_YOUR TASK:_
Find every line of the data below that has "Creemed" in it. Reply with the number only.
BEGIN EXERCISE MATERIAL
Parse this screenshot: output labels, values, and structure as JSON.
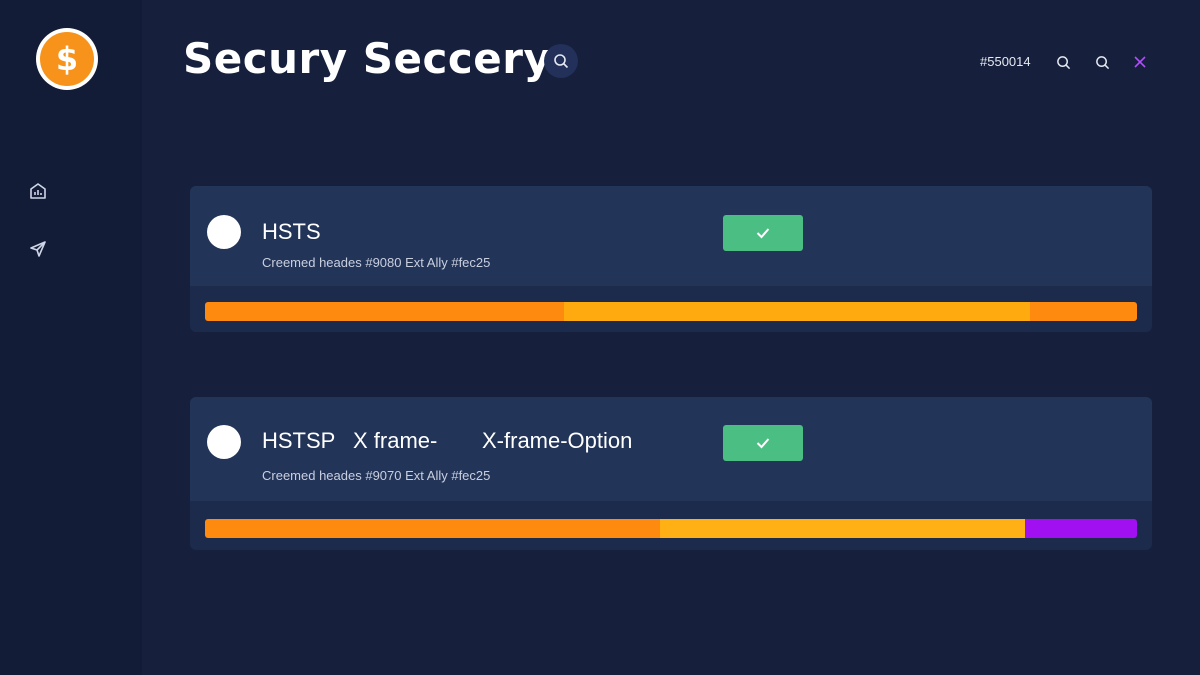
{
  "app": {
    "title": "Secury Seccery",
    "logo_symbol": "$",
    "accent": "#f7931a"
  },
  "topbar": {
    "code": "#550014",
    "icons": [
      "search-icon",
      "search-icon",
      "close-icon"
    ]
  },
  "sidebar": {
    "items": [
      {
        "icon": "dashboard-icon"
      },
      {
        "icon": "send-icon"
      }
    ]
  },
  "cards": [
    {
      "title": "HSTS",
      "subtitle": "Creemed heades #9080 Ext Ally #fec25",
      "status": "check",
      "progress_segments": [
        {
          "color": "#ff8a10",
          "fraction": 0.385
        },
        {
          "color": "#ffab0f",
          "fraction": 0.5
        },
        {
          "color": "#ff8a10",
          "fraction": 0.115
        }
      ]
    },
    {
      "title": "HSTSP",
      "title_part2": "X frame-",
      "title_part3": "X-frame-Option",
      "subtitle": "Creemed heades #9070 Ext Ally #fec25",
      "status": "check",
      "progress_segments": [
        {
          "color": "#ff8a10",
          "fraction": 0.488
        },
        {
          "color": "#ffb014",
          "fraction": 0.392
        },
        {
          "color": "#a010f0",
          "fraction": 0.12
        }
      ]
    }
  ],
  "colors": {
    "background": "#16203c",
    "sidebar": "#131c36",
    "card": "#1c2a4c",
    "success": "#4bbf83",
    "close_accent": "#b44cff"
  }
}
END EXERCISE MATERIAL
_EXERCISE RESULT:_
2